Set in the early 1890s in Melbourne only a block from the Wheeler Centre, Chrissie Michaels’ Young Adult book, In Lonnie's Shadow, would be of interest to SWWV members and other users of the centre for that reason alone.
Little Lon was the name locals used for the block of slums bordered by Lonsdale, La Trobe, Spring and Exhibition Streets. Chrissie Michaels’ meticulous research and that of her co-researcher and editor, Michael Gaunt, recreates what it was like living there in the 1890s.
The story follows the lives of three teenage friends, Lonnie, Pearl and Daisy, who live in the precinct. Life is hard for the girls with no parents around to support them, and for Lonnie whose father is dead. Managing to survive the hardships of the times is an achievement, even more since the young friends are not ground down by the violence around them.
Lonnie, a stable hand, has to be careful if he is not to be drawn into a world of gangs or into a world of upper class corruption. At a young age, Pearl was forced into prostitution and resides in a house for prostitutes. Daisy is more fortunate and works as a seamstress.

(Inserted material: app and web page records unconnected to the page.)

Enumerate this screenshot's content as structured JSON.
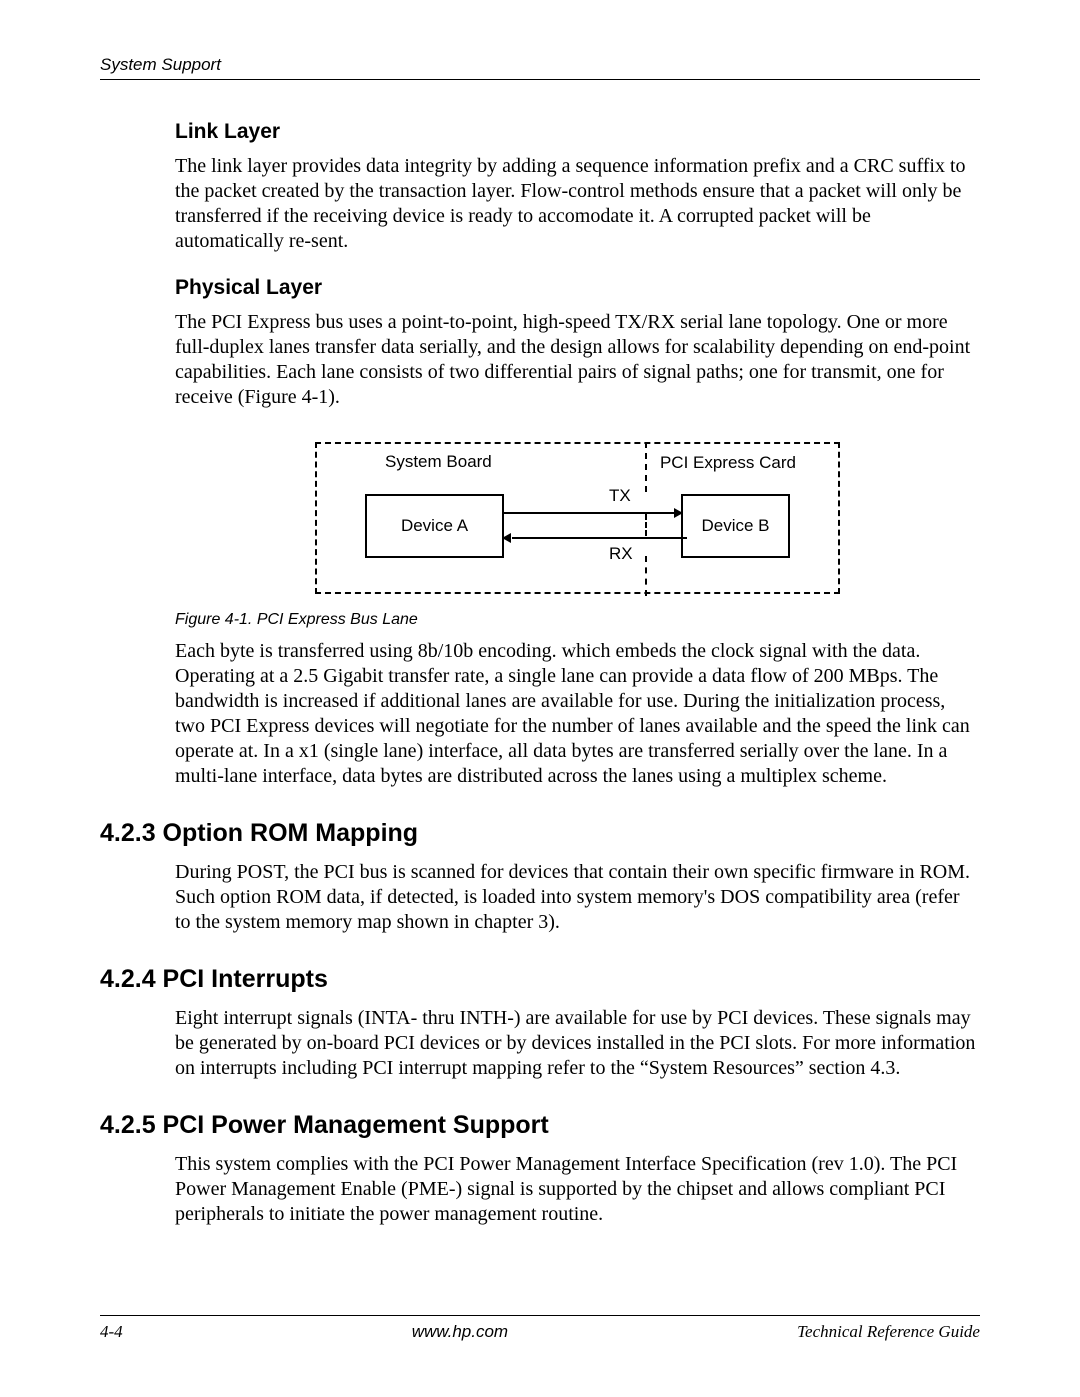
{
  "header": {
    "section": "System Support"
  },
  "linkLayer": {
    "heading": "Link Layer",
    "body": "The link layer provides data integrity by adding a sequence information prefix and a CRC suffix to the packet created by the transaction layer. Flow-control methods ensure that a packet will only be transferred if the receiving device is ready to accomodate it. A corrupted packet will be automatically re-sent."
  },
  "physicalLayer": {
    "heading": "Physical Layer",
    "body1": "The PCI Express bus uses a point-to-point, high-speed TX/RX serial lane topology. One or more full-duplex lanes transfer data serially, and the design allows for scalability depending on end-point capabilities. Each lane consists of two differential pairs of signal paths; one for transmit, one for receive (Figure 4-1).",
    "body2": "Each byte is transferred using 8b/10b encoding. which embeds the clock signal with the data. Operating at a 2.5 Gigabit transfer rate, a single lane can provide a data flow of 200 MBps. The bandwidth is increased if additional lanes are available for use. During the initialization process, two PCI Express devices will negotiate for the number of lanes available and the speed the link can operate at. In a x1 (single lane) interface, all data bytes are transferred serially over the lane. In a multi-lane interface, data bytes are distributed across the lanes using a multiplex scheme."
  },
  "figure": {
    "caption": "Figure 4-1. PCI Express Bus Lane",
    "systemBoard": "System Board",
    "pciCard": "PCI Express Card",
    "deviceA": "Device A",
    "deviceB": "Device B",
    "tx": "TX",
    "rx": "RX"
  },
  "optionRom": {
    "heading": "4.2.3 Option ROM Mapping",
    "body": "During POST,  the PCI bus is scanned for devices that contain their own specific firmware in ROM. Such option ROM data, if detected, is loaded into system memory's DOS compatibility area (refer to the system memory map shown in chapter 3)."
  },
  "pciInterrupts": {
    "heading": "4.2.4 PCI Interrupts",
    "body": "Eight interrupt signals (INTA- thru INTH-) are available for use by PCI devices. These signals may be generated by on-board PCI devices or by devices installed in the PCI slots. For more information on interrupts including PCI interrupt mapping refer to the “System Resources” section 4.3."
  },
  "pciPower": {
    "heading": "4.2.5 PCI Power Management Support",
    "body": "This system complies with the PCI Power Management Interface Specification (rev 1.0). The PCI Power Management Enable (PME-) signal is supported by the chipset and allows compliant PCI peripherals to initiate the power management routine."
  },
  "footer": {
    "pageNumber": "4-4",
    "url": "www.hp.com",
    "guide": "Technical Reference Guide"
  }
}
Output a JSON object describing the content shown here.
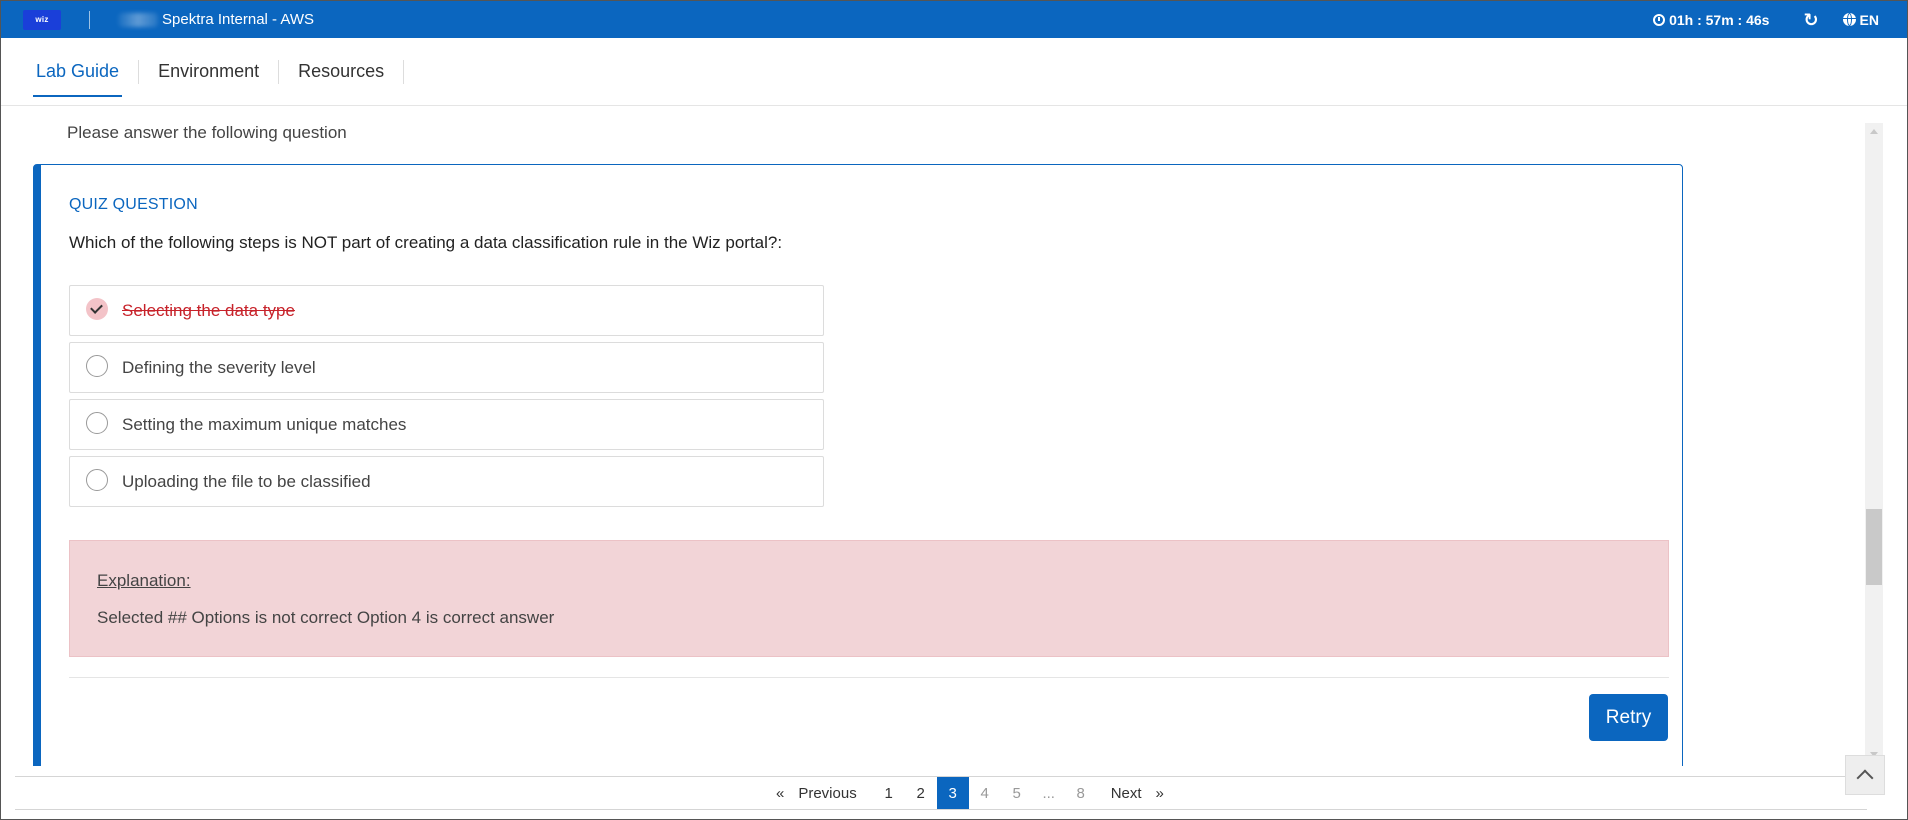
{
  "topbar": {
    "logo_text": "wiz",
    "title": "Spektra Internal - AWS",
    "timer": "01h : 57m : 46s",
    "refresh_icon": "refresh-icon",
    "language": "EN",
    "bg_color": "#0b66bf"
  },
  "tabs": [
    {
      "label": "Lab Guide",
      "active": true
    },
    {
      "label": "Environment",
      "active": false
    },
    {
      "label": "Resources",
      "active": false
    }
  ],
  "content": {
    "intro": "Please answer the following question"
  },
  "quiz": {
    "label": "QUIZ QUESTION",
    "question": "Which of the following steps is NOT part of creating a data classification rule in the Wiz portal?:",
    "options": [
      {
        "text": "Selecting the data type",
        "selected": true,
        "state": "incorrect"
      },
      {
        "text": "Defining the severity level",
        "selected": false
      },
      {
        "text": "Setting the maximum unique matches",
        "selected": false
      },
      {
        "text": "Uploading the file to be classified",
        "selected": false
      }
    ],
    "explanation_title": "Explanation:",
    "explanation_text": "Selected ## Options is not correct Option 4 is correct answer",
    "retry_label": "Retry"
  },
  "pagination": {
    "prev_symbol": "«",
    "prev_label": "Previous",
    "pages": [
      "1",
      "2",
      "3",
      "4",
      "5",
      "...",
      "8"
    ],
    "current": "3",
    "next_label": "Next",
    "next_symbol": "»"
  },
  "colors": {
    "accent": "#0b66bf",
    "error": "#c7222a",
    "explanation_bg": "#f2d4d7"
  }
}
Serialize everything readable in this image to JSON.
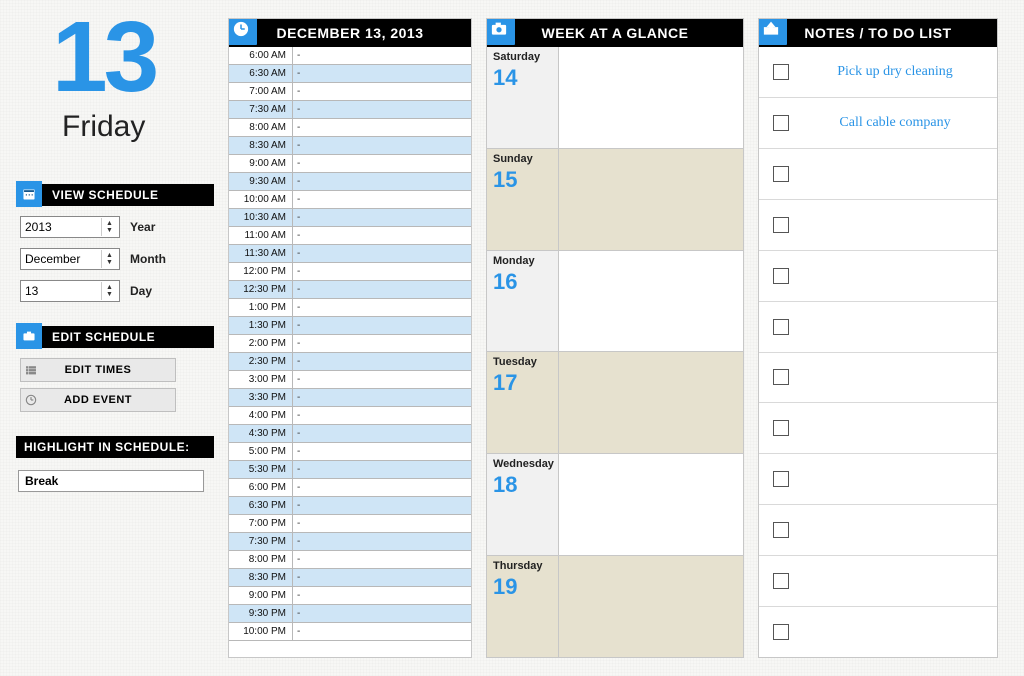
{
  "date": {
    "day_number": "13",
    "weekday_long": "Friday",
    "full_date": "DECEMBER 13, 2013"
  },
  "sidebar": {
    "view_schedule_label": "VIEW SCHEDULE",
    "edit_schedule_label": "EDIT SCHEDULE",
    "highlight_label": "HIGHLIGHT IN SCHEDULE:",
    "year": {
      "value": "2013",
      "label": "Year"
    },
    "month": {
      "value": "December",
      "label": "Month"
    },
    "day": {
      "value": "13",
      "label": "Day"
    },
    "edit_times_label": "EDIT TIMES",
    "add_event_label": "ADD EVENT",
    "highlight_value": "Break"
  },
  "day_schedule": {
    "slots": [
      {
        "time": "6:00 AM",
        "value": "-"
      },
      {
        "time": "6:30 AM",
        "value": "-"
      },
      {
        "time": "7:00 AM",
        "value": "-"
      },
      {
        "time": "7:30 AM",
        "value": "-"
      },
      {
        "time": "8:00 AM",
        "value": "-"
      },
      {
        "time": "8:30 AM",
        "value": "-"
      },
      {
        "time": "9:00 AM",
        "value": "-"
      },
      {
        "time": "9:30 AM",
        "value": "-"
      },
      {
        "time": "10:00 AM",
        "value": "-"
      },
      {
        "time": "10:30 AM",
        "value": "-"
      },
      {
        "time": "11:00 AM",
        "value": "-"
      },
      {
        "time": "11:30 AM",
        "value": "-"
      },
      {
        "time": "12:00 PM",
        "value": "-"
      },
      {
        "time": "12:30 PM",
        "value": "-"
      },
      {
        "time": "1:00 PM",
        "value": "-"
      },
      {
        "time": "1:30 PM",
        "value": "-"
      },
      {
        "time": "2:00 PM",
        "value": "-"
      },
      {
        "time": "2:30 PM",
        "value": "-"
      },
      {
        "time": "3:00 PM",
        "value": "-"
      },
      {
        "time": "3:30 PM",
        "value": "-"
      },
      {
        "time": "4:00 PM",
        "value": "-"
      },
      {
        "time": "4:30 PM",
        "value": "-"
      },
      {
        "time": "5:00 PM",
        "value": "-"
      },
      {
        "time": "5:30 PM",
        "value": "-"
      },
      {
        "time": "6:00 PM",
        "value": "-"
      },
      {
        "time": "6:30 PM",
        "value": "-"
      },
      {
        "time": "7:00 PM",
        "value": "-"
      },
      {
        "time": "7:30 PM",
        "value": "-"
      },
      {
        "time": "8:00 PM",
        "value": "-"
      },
      {
        "time": "8:30 PM",
        "value": "-"
      },
      {
        "time": "9:00 PM",
        "value": "-"
      },
      {
        "time": "9:30 PM",
        "value": "-"
      },
      {
        "time": "10:00 PM",
        "value": "-"
      }
    ]
  },
  "week": {
    "title": "WEEK AT A GLANCE",
    "days": [
      {
        "dow": "Saturday",
        "num": "14",
        "alt": false
      },
      {
        "dow": "Sunday",
        "num": "15",
        "alt": true
      },
      {
        "dow": "Monday",
        "num": "16",
        "alt": false
      },
      {
        "dow": "Tuesday",
        "num": "17",
        "alt": true
      },
      {
        "dow": "Wednesday",
        "num": "18",
        "alt": false
      },
      {
        "dow": "Thursday",
        "num": "19",
        "alt": true
      }
    ]
  },
  "notes": {
    "title": "NOTES / TO DO LIST",
    "items": [
      {
        "text": "Pick up dry cleaning"
      },
      {
        "text": "Call cable company"
      },
      {
        "text": ""
      },
      {
        "text": ""
      },
      {
        "text": ""
      },
      {
        "text": ""
      },
      {
        "text": ""
      },
      {
        "text": ""
      },
      {
        "text": ""
      },
      {
        "text": ""
      },
      {
        "text": ""
      },
      {
        "text": ""
      }
    ]
  }
}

The opening lines introduce readers to a no doubt true to life incident:
Pearl clapped a hand on one ear and rolled over on the iron bedstead. Cruel enough trying to grab some shut-eye with all these nitties chomping ferociously at her crevices and her having to scratch and flick them on their way, now she had to battle with the wails from the room below.
However, the graphic depiction of a brutal abortion which follows could put off some readers, as could other violent incidents dotted throughout the book. Fortunately, all is not as dark as the violence suggests, and the camaraderie of the three main characters and others and less dramatic scenes and incidents from everyday life certainly help leaven the book.
Visiting Museum Victoria’s Little Lon Exhibition, a display of artefacts from archaeological digs in Little Lon, fuelled Chrissie Michaels. Fascination with the area and its history. ―I spent ages there, trying to unravel the stories behind this vanished community.‖ she says. ―Shortly afterwards, I decided to do some historical reading and In Lon-nie’s Shadow began to emerge.‖
Selecting some artifacts and looking under ―the scum on the surface, to see what really goes on,‖ the author set about recreating the historical period and the people who lived in it. As she puts it herself, ―The story’s narrative structure draws upon the artifacts (some real and many imagined). Each chapter title is an object and has some significance to the storyline, either literally or metaphorically.‖
Published by Melbourne publisher, Ford Street Publishing, In Lonnie’s Shadow was launched at the Wheeler Centre at the Emerging Writers’ Festival in May this year. Its RRP is $19.95 and it is readily available at bookshops and online.
For more details about Chrissie Michaels and In Lonnie’s Shadow, go to http://sites.google.com/site/chrissiemichaelsorg. Also do a web search on In Lonnie’s Shadow.
[Note: Chrissie Michaels judged the SWWV Kathryn Purnell Award, 2010.]